Microsoft steps up to PS3's challenge with 'Elite' Xbox
SEATTLE - Microsoft will sell a high-end version of its Xbox 360 entertainment console beginning this spring in a bid to woo videophiles and gaming enthusiasts away from Sony's PlayStation3.
The company released details this week of a $480 "Elite" model with a black finish, 120 gigabytes of storage and a new output for high-definition video and audio. It is set to go on sale April 29 in the United States and Canada and will be a permanent part of the Xbox 360 line.
Analysts said these new features further strengthen the Xbox 360's role as a living-room hub for video content of all kinds and positions it to compete with other new means of delivering content such as the recently introduced AppleTV.
The Xbox 360 Elite matches most of the features of the PS3.
"By releasing a new member of the Xbox family with a bigger hard drive so you can store more content ... and by releasing it at lower price still than the PS3, I think Microsoft really keeps the pressure on Sony," said Matt Rosoff, an analyst at Directions on Microsoft in Kirkland, Wash.
Sony's PS3, which hit the market Nov. 17, comes with a built-in Blu-ray player for high-definition DVDs. The PS3 costs $500 for a 20-gigabyte version or $600 for a 60-gigabyte version with a built-in wireless-network connection.
Watching high-def DVDs on the Xbox 360 requires a $200 external player.
John Rodman, Xbox group product manager, said Microsoft decided to leave that feature out of the Elite because "we don't want to force people to pay for scenarios that might not be relevant or interesting to them."
He called the announcement "the worst kept secret in the video-game business."
Video-game blogs and tech-news outlets have been thick with rumors about the Elite since last week. An Xbox 360 with a larger hard drive has been expected almost since the console was introduced in November 2005.
Microsoft said Tuesday it will also sell a 120 gigabyte hard drive for $180 that can be added to the two existing versions of the Xbox 360: the basic Core System for $300 and the $400 Pro.

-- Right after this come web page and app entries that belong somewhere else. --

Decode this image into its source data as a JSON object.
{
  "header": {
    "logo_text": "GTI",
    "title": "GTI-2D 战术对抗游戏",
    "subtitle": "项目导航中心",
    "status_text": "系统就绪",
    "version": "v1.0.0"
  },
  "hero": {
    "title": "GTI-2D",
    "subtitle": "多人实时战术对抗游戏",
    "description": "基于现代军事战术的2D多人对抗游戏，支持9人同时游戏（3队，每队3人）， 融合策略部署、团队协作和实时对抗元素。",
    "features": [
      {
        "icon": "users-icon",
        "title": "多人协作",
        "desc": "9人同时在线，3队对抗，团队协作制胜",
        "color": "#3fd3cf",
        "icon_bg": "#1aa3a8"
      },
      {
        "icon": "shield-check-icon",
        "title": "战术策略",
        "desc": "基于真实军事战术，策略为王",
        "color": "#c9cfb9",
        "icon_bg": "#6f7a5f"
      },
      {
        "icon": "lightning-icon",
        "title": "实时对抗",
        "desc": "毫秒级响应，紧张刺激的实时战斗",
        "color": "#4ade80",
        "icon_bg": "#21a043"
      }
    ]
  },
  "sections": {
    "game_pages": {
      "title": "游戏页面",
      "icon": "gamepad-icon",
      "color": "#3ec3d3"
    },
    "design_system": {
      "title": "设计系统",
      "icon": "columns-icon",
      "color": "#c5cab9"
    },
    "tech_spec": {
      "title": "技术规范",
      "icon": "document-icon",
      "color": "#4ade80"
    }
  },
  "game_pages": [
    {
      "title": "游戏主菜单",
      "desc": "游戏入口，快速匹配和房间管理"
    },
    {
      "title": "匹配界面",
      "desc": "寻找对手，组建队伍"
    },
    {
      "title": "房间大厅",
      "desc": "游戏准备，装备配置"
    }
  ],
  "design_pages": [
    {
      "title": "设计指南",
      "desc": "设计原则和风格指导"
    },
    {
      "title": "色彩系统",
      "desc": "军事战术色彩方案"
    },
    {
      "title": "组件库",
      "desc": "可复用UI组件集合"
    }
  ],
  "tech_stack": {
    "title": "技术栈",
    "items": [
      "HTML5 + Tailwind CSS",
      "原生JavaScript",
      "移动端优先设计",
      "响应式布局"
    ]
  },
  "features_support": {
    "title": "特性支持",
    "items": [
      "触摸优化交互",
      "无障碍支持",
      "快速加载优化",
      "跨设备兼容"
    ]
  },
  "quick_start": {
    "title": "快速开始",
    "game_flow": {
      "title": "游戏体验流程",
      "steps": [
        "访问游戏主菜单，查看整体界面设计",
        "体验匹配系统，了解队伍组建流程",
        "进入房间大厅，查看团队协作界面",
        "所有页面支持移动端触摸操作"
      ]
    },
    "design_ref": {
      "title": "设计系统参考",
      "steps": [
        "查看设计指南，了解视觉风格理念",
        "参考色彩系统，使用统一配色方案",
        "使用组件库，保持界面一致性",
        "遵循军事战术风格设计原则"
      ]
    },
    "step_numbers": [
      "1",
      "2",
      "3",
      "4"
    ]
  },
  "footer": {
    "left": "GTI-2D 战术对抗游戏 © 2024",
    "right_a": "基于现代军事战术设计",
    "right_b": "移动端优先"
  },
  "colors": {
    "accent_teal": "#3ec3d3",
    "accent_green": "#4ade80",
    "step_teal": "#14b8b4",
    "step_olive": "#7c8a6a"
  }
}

Billy Pidgeon, a video-game analyst at IDC, said the addition of a third Xbox 360 configuration could confuse some consumers. He also questioned why someone would buy a 20-gigabyte Xbox 360 Pro for $400 when the Elite version will come with so much more memory.
Rodman said the Pro version "will continue to be the big business driver for us."
He would not provide specifics on how the Elite version might influence Microsoft's broader goal of showing a profit in the Entertainment and Devices Division during the company's next fiscal year, which starts July 1.
The company has no plans to cut prices on the Xbox 360, he said.
That means no change in the competitive landscape at the low end of the market, where the $250 Nintendo Wii is becoming the favorite.
"It's unlikely that either Microsoft or Sony ... is going to compete at that tier," Pidgeon said.
He said the huge memory boost in the Elite version speaks to Microsoft's success in selling content from its Xbox Live Marketplace.
"It's a buy-in to that business model in a bigger fashion," he said.
The Marketplace has seen 135 million downloads of arcade games, additional maps and levels for packaged games and other content. Four months ago, Microsoft started selling movies and TV shows in both standard and high-definition. The company said the Marketplace business has grown 400 percent since then.
It is adding more content providers to the service, including New Line Cinema and the National Geographic Channel, Microsoft also said Tuesday.
"Increasingly they're kind of positioning (the Xbox) as a super set-top box and as a hedge against the kinds of things that Apple and other competitors are doing with their set-top boxes," said analyst Rob Enderle of the Enderle Group.
Compared with the PS3, the Xbox 360 is proving a better fit with other digital-entertainment and home-networking devices, such as Microsoft's Media Center PCs, he said.
"I think it shows a fundamental difference in how the two companies are approaching the market," Enderle said.